Investors who poured money into bond funds last year are showing little sign of stopping in 2020, adding more downward pressure to yields.
Inflow to fixed-income assets nearly doubled last year to $1 trillion, according to data from Morningstar Inc. With fears about the coronavirus outbreak dimming growth prospects
for the global economy and prompting a search for haven assets, bond funds are on track to exceed this haul in 2020.
“We’re in uncharted territory,” Nikolaos Panigirtzoglou, a JPMorgan Chase & Co strategist, said in an interview. “Based on January flows, it’s going to be another very strong year for bond fund flows.”
Bond funds are just a few weeks away from reaching their longest unbroken streak of inflows since the financial crisis. They have likely benefited from concerns about the impact of the China-US trade war on global economic growth and interest rate cuts by central banks including the Federal Reserve, according to Wing Chan, director of manager research practice for EMEA and Asia at Morningstar Inc.
On their current trajectory, inflows to bond funds in 2020 will almost double last year’s record total, according to a research note from BofA Securities. Allocations to investment grade credit alone are on pace to total $587 billion, representing an increase of 91% from last year.

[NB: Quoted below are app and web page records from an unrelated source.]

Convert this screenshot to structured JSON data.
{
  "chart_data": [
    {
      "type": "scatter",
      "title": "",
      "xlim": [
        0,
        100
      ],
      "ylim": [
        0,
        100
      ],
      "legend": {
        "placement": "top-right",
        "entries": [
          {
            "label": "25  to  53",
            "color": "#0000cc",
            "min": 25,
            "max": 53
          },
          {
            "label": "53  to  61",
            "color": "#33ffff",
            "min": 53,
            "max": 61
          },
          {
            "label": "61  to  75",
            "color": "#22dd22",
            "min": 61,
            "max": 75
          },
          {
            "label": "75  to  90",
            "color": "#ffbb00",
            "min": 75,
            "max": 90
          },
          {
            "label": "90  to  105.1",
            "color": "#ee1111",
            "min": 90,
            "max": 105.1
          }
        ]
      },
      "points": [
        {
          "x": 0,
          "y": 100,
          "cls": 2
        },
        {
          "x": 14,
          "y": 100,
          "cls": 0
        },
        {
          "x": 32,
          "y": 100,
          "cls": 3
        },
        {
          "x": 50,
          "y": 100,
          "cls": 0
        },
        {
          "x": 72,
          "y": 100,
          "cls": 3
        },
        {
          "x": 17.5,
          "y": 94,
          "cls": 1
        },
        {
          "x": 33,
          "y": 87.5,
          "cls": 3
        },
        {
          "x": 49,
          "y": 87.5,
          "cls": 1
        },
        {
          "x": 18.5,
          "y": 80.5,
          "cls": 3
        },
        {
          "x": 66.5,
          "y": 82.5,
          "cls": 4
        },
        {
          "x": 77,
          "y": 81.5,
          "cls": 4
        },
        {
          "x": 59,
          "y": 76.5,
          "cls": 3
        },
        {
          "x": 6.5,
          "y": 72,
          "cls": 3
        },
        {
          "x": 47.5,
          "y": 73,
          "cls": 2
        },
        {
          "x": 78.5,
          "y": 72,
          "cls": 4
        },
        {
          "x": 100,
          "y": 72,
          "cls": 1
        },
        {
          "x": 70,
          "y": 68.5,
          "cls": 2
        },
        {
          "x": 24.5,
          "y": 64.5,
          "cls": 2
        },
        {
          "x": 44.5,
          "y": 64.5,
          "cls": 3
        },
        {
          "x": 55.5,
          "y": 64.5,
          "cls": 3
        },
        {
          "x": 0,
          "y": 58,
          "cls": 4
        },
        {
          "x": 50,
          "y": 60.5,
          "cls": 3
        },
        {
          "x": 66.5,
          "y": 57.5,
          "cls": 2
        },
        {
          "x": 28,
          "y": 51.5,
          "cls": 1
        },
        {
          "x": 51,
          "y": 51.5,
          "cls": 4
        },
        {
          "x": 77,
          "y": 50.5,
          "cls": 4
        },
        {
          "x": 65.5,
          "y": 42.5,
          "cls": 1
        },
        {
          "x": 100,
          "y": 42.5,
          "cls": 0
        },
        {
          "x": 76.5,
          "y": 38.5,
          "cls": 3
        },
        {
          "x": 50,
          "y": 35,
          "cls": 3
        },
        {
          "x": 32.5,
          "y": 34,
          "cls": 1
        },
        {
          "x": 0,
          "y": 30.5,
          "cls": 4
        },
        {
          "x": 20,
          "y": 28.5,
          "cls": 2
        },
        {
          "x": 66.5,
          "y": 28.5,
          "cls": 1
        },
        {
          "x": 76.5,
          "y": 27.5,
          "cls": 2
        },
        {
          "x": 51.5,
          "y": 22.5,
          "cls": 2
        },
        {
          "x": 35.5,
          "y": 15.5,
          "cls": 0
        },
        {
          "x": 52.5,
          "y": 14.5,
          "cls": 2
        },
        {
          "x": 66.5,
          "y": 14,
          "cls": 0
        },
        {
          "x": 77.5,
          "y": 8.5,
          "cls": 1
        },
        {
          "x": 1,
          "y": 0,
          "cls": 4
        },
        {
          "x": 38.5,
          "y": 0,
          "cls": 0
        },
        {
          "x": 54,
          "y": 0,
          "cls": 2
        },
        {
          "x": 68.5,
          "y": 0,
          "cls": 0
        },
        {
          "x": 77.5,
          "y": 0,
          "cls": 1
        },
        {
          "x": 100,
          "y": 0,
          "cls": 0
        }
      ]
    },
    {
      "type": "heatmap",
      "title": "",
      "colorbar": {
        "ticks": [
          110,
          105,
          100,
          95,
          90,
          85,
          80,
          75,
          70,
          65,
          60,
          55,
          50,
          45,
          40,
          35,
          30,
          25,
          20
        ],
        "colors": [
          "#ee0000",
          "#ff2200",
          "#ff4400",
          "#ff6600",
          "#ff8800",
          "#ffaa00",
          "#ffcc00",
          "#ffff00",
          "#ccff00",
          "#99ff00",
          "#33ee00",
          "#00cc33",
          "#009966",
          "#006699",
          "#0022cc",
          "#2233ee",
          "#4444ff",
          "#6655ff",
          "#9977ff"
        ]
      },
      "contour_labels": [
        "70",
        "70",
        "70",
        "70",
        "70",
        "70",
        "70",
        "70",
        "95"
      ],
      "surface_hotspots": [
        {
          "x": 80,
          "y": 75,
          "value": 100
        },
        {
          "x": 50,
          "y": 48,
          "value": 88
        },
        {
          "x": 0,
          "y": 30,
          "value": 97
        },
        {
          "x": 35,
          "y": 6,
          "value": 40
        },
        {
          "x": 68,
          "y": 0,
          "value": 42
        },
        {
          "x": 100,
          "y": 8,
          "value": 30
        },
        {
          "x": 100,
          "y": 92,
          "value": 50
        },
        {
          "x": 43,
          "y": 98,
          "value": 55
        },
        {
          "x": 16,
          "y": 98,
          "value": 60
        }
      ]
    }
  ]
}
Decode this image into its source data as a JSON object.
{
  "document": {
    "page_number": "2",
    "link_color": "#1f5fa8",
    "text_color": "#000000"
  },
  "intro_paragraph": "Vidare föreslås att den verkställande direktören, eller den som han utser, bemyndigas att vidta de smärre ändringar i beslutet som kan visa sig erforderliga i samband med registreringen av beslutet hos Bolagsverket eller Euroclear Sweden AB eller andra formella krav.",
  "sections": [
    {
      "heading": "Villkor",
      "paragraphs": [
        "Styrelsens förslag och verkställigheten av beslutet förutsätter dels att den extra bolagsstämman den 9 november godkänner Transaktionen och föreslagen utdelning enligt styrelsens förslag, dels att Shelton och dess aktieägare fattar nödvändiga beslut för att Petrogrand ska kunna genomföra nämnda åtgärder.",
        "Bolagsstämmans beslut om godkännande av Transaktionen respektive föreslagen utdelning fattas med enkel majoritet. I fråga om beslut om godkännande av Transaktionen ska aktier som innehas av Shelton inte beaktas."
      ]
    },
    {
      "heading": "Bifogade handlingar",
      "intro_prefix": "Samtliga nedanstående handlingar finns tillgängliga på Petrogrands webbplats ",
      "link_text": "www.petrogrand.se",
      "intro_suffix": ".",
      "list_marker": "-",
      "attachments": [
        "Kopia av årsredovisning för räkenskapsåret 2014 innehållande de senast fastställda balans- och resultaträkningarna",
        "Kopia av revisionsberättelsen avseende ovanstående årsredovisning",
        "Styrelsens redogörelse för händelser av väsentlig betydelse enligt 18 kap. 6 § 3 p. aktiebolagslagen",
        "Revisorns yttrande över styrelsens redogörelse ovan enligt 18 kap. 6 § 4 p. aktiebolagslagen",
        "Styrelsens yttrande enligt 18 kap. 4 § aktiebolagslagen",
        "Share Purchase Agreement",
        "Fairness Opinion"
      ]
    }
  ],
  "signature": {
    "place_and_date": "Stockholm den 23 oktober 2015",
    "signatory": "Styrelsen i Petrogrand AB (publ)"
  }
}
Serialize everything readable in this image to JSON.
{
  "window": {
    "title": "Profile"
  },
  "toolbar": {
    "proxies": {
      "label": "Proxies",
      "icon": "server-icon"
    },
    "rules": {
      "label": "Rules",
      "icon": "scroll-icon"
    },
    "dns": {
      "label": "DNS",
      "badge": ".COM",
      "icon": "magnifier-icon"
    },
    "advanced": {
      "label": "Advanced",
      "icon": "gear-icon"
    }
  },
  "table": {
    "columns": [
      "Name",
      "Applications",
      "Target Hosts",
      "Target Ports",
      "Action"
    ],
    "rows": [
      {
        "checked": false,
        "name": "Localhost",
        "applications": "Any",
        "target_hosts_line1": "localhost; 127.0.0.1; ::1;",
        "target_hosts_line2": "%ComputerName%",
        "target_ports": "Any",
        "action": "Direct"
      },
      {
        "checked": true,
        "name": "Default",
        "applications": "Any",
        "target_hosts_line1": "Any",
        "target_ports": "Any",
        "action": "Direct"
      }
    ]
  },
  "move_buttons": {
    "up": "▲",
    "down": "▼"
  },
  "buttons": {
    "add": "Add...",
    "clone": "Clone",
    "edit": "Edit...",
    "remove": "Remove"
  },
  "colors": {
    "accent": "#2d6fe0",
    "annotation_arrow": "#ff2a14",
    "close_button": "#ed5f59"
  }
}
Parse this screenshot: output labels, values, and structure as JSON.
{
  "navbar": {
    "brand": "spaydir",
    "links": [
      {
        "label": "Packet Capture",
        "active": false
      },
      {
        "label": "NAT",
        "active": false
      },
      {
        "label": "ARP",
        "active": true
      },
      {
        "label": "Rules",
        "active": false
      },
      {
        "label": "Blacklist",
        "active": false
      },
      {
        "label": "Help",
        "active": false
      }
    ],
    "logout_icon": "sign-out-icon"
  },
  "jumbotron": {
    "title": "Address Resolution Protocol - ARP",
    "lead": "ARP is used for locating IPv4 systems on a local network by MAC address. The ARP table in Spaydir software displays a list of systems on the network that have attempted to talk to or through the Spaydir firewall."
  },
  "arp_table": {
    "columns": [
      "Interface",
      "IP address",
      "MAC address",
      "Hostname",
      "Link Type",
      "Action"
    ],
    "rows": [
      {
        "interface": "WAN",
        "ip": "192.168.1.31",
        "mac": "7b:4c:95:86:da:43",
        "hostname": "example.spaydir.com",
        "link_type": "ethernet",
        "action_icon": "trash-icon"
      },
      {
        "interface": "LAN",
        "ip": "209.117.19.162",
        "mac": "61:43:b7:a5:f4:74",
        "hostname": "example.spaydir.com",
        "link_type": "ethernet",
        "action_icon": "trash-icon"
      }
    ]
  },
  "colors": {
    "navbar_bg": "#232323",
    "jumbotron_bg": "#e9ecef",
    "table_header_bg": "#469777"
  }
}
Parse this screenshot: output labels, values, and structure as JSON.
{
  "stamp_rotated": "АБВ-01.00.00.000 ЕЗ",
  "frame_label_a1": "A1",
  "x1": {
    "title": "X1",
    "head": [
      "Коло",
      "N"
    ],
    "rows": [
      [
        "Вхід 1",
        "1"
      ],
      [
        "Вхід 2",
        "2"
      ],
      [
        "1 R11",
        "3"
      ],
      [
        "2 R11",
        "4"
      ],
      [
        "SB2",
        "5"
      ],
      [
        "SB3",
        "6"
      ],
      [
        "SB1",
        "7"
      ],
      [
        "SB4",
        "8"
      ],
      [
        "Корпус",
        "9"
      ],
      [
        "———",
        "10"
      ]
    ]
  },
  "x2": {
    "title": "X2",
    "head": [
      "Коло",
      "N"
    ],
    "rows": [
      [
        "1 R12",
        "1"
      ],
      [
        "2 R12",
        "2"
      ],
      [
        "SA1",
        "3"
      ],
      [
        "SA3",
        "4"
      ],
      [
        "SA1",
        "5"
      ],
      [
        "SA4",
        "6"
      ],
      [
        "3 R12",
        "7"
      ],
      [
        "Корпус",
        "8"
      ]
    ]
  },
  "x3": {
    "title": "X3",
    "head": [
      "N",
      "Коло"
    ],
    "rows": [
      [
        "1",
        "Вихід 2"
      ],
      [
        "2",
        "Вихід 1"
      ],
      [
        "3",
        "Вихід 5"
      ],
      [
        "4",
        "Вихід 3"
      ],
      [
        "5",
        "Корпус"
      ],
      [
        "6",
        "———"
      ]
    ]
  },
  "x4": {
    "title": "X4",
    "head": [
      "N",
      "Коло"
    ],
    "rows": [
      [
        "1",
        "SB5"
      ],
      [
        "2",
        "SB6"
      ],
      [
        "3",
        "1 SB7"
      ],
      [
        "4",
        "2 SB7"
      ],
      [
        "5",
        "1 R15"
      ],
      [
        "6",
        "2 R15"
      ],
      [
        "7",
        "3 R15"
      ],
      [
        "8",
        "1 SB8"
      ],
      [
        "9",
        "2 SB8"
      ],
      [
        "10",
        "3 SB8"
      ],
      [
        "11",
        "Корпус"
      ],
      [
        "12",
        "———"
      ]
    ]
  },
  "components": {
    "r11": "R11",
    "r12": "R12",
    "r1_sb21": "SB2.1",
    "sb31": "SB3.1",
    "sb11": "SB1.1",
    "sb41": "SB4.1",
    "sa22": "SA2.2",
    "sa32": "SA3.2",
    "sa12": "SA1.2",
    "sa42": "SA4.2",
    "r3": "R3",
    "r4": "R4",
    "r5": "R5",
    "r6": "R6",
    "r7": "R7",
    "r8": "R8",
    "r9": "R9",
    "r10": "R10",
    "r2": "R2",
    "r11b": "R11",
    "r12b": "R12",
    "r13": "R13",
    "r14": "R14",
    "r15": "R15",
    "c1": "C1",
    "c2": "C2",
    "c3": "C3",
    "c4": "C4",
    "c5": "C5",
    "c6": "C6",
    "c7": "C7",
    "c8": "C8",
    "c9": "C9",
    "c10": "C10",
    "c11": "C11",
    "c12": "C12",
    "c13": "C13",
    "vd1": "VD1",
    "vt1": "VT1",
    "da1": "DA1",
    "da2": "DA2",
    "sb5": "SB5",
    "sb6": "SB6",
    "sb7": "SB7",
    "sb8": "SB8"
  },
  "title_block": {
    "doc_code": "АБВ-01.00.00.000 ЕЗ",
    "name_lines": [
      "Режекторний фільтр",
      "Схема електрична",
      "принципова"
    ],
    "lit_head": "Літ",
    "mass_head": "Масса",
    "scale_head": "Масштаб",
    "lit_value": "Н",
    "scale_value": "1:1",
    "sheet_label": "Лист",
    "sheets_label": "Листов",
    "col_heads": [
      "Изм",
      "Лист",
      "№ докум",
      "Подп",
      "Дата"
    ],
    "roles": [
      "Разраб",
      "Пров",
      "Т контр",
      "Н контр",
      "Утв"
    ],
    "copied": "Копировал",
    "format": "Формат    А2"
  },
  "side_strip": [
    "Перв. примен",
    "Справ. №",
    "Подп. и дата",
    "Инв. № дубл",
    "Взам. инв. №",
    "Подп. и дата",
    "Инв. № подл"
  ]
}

For JPMorgan, an increasingly plausible explanation for the bond flows is portfolio rebalancing by retail investors, who are reinvesting their equity gains into bonds. It also implies that buying of stocks may have reached a peak, acting as a constraint to a further equity-market rally, Panigirtzoglou said.
“If the rebalancing theory is correct, fixed income is structurally supported here by retail investors,” he said. “If you have another $1 trillion going into bond funds, forget about yield-curve steepening.”
But an easing of fears around the virus outbreak or resurgent inflation could spell a loss of momentum for bond funds, according to John Velis, a strategist at BNY Mellon, in a research note. Portfolio rebalancing flows, alongside similar trades being made by risk-parity funds, are vulnerable to “large drawdowns” if there is a change in market narrative, he said.
The wall of fresh money hitting fixed income means “yields are likely to grind lower,” said Hayden Briscoe, head of fixed income for Asia-Pacific at UBS Asset Management in Hong Kong. He prefers high-yield debt within credit, and recommends substantial overweights to the US and China among government bonds.
“Inflows to Asia should continue amid the ongoing search for yield across emerging markets,” according to Joep Huntjens, head of Asian fixed income at Netherlands-based NN Investment Partners, citing spreads on high-yield bonds in the region which are currently around double those for similarly rated US counterparts, alongside lower sensitivity to interest rates.
“Excess liquidity to combat deflation continues to fuel twin bubbles in scarce ‘yield’ and scarce ‘growth’ assets,” the BofA Securities analysts said, adding that they expect the US 10-year Treasury yield to test all-time lows, implying a decline of about 25 basis points from current levels of around 1.58%.